do this, add up the COLUMNS  the '8' column, the '4' column, the '2'
column, and the '1' column. If the total of the column is 0 or an even
number, you are in a 'safe' position. If it is an odd number, you are not
in a 'safe' position, and need to change the binary number so you will be in
a 'safe' position.
Let's add up our columns to see if we are in a 'safe' position.
8 4 2 1
1 1 0 1 = 13
1 1 1 0 = 14
0 0 0 1 = 1

column totals: 2 2 1 2
We would seem to be 'safe' everywhere except in the '2' column. What can we
do to make that column 'safe'? It seems teh best way would be to get rid of
the '1' in the '2' column, bringing the column total to zero  a 'safe'
position. Removing the '1' means we are taking 2 away from the second
number  14, in other words, reducing 14 to 12.
This is our move:
  
13 12  1
  
*
8 4 2 1
1 1 0 1 = 8+4+0+1 = 13
1 1 0 0 = 8+4+0+0 = 12
0 0 0 1 = 0+0+1 = 1

column totals: 2 2 0 2  a 'safe' position.
The computer will try to make our position unsafe again. Its move:
  
11 12  1
  
*
8 4 2 1
1 0 1 1 = 11
1 1 0 0 = 12
0 0 0 1 = 1

column totals: 2 1 1 2  an unsafe position!
We are unsafe in the '4' and '2' column. It doesn't look as if taking 4 or 2
away from a number will do any good. It would make one column safe, but not
both. Since we can only work with one pile at a time, the only way to make
both columns safe is to subtract 4 from the middle number and add 2  in
other words, remove a '1' from the '4' column and add a '1' to the '2' column.
This is the binary equivalent of subtraction. We have reduced the 12 to 10.
This is our move:
  
11 10  1
  
*
8 4 2 1
1 0 1 1 = 11
1 0 1 0 = 10
0 0 0 1 = 1

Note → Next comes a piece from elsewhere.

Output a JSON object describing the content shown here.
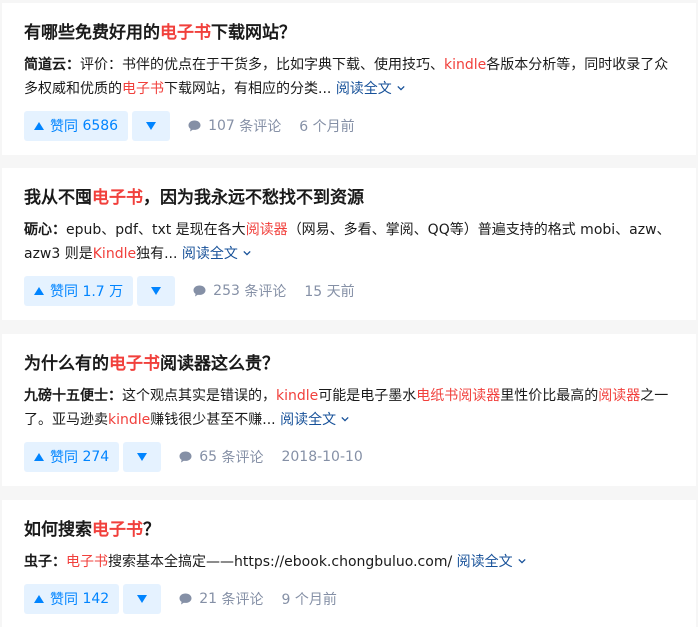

column totals: 2 0 2 2  a 'safe' position.
The computer's out to make it unsafe for us. Its move:
  
 0 10  1
  
*
8 4 2 1
0 0 0 0 = 0
1 0 1 0 = 10
0 0 0 1 = 1

column totals: 1 0 1 1  an unsafe position.
The computer has us unsafe in every column! The only way to get back to a
safe position is to change the middle number so there is a '1' in the '1'
column and get rid of the others. Our move:
  
 0  1  1
  
*
8 4 2 1
0 0 0 0 = 0
0 0 0 1 = 1
0 0 0 1 = 1

column totals: 0 0 0 2  a 'safe' position.
We have maneuvered the computer into taking the next to the last object  we
have won! The only thing it can do is take one of the '1's. Its move:
  
 0  1  0
  
*
8 4 2 1
0 0 0 0 = 0
0 0 0 1 = 1
0 0 0 0 = 0

column totals: 0 0 0 1
To make it safe, and win, remove the '1'. Our move:
  
 0  0  0
  
*
We have won the game.
Have Fun
If you have questions about this Videocart(TM)* cartridge or your Video
Entertainment System, call the toll free numbers in the back of your console
instruction booklet.
Other exciting Videocart cartridges are available from your Fairchild dealer
or, for more information, write:
Fairchild Consumer Products
4001 Miranda Avenue
Palo Alto, CA 94304
*VIDEOCART is a trademark of Fairchild Camera and Instrument Corporation
Copyright (C) 1977 Printed in U.S.A.